Day 4: 7 hours of long, terrible hiking. Maybe take out “terrible” and insert your own adjective? Looking back, it wasn’t so bad! Right? I was being a baby? No, it was terrible. I think. The Swiss girls probably disagree. Anyway, you walk a lot and it hurts.
Around 1 or 2 pm we moseyed back to the starting point for our last delicious lunch and the sweaty van ride back to our hostel.
The 5 and 6 day tours simply mean more free time in the afternoons. It would be a really great way to spend a week with a big group of friends with no outside distractions.
What I brought:

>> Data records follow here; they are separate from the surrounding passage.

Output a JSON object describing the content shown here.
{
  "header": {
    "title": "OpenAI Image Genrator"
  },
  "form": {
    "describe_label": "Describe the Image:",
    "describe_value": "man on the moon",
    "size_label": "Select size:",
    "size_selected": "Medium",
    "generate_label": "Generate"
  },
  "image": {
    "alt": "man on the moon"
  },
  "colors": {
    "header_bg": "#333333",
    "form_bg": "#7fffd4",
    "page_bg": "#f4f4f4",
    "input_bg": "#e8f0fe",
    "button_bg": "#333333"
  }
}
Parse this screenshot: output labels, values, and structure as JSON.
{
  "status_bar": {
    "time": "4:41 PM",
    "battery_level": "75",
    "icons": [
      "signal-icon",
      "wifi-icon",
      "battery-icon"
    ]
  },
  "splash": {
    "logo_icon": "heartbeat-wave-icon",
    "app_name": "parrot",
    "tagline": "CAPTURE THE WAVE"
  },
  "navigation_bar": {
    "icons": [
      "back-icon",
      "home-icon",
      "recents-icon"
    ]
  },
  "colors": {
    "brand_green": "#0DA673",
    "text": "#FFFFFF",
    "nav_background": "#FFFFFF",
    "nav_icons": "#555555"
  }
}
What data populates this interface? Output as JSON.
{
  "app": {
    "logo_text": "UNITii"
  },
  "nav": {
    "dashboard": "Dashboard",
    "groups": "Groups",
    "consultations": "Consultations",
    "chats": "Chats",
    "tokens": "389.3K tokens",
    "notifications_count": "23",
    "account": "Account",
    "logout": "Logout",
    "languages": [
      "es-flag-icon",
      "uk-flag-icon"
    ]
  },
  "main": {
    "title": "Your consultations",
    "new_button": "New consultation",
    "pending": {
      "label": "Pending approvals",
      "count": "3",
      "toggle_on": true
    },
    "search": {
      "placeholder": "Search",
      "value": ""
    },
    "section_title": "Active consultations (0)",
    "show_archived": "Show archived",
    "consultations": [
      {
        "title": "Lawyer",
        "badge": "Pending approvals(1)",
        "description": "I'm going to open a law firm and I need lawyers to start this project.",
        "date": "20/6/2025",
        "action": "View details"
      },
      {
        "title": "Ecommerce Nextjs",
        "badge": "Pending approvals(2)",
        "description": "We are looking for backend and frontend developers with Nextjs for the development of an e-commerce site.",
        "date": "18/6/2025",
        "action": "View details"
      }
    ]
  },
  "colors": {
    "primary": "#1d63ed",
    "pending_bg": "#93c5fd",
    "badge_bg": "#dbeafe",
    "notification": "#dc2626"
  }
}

Note: I talk here about how I am unsure about my feelings towards hiking. I don’t do these multi-day hike things on a regular basis so I don’t have fancy gear or clothing unless it serves another purpose in my everyday Colombian life.
All stuffed in Ziploc bags in my 50-liter Gregory Jade pack
- 2 pairs athletic shorts, 1 pair spandex capris
- 1 regular t shirt (my favorite green Mokaná shirt that sadly seems to have sacrificed itself to the Tayrona gods)
- 1 short sleeve underarmour shirt, 1 tank top
- 1 pair cotton leggings for sleeping
- 1 long sleeve button up, 1 long sleeve Underarmour shirt
- 2 sports bras & 5-6 pairs of underwear
- 4 pairs of socks (regular cotton – I didn’t get blisters!)
- 1 pair flip flops
- 1 pair Keen hiking shoes
- 1 bathing suit
- Minimal toiletries
- Toilet paper
- Nopikex bugspray – buy it at Colombian grocery stores
- 99% DEET bugspray from the states
- Bandaids, painkillers, basic first aid stuff
- Travel towel
- Baby wipes
- Nalgene water bottle
- Steripen water purifier – didn’t need this on the trek but it was good to have for Santa Marta/Taganga
- Baseball hat
- Clif bars and other snacks
- One smelly, soggy plaster cast and sling
- Snack money
– I magically used or wore every single thing that I packed! You can decide if that makes me high- or low-maintenance.
– I was freezing the first night when we slept in hammocks, so a sleeping bag liner or another long-sleeve something would have been great.
– As I said, we did the hike during dry season, which meant that the river crossings simple meant ditching my hiking shoes and wading across (or Juan Carlos piggy-backing me because he was worried about my broken arm!) If the water were higher with more of a current, I can see how you might want separate water shoes.
– At least one of the camps had outlets, so charging cameras isn’t out of the question.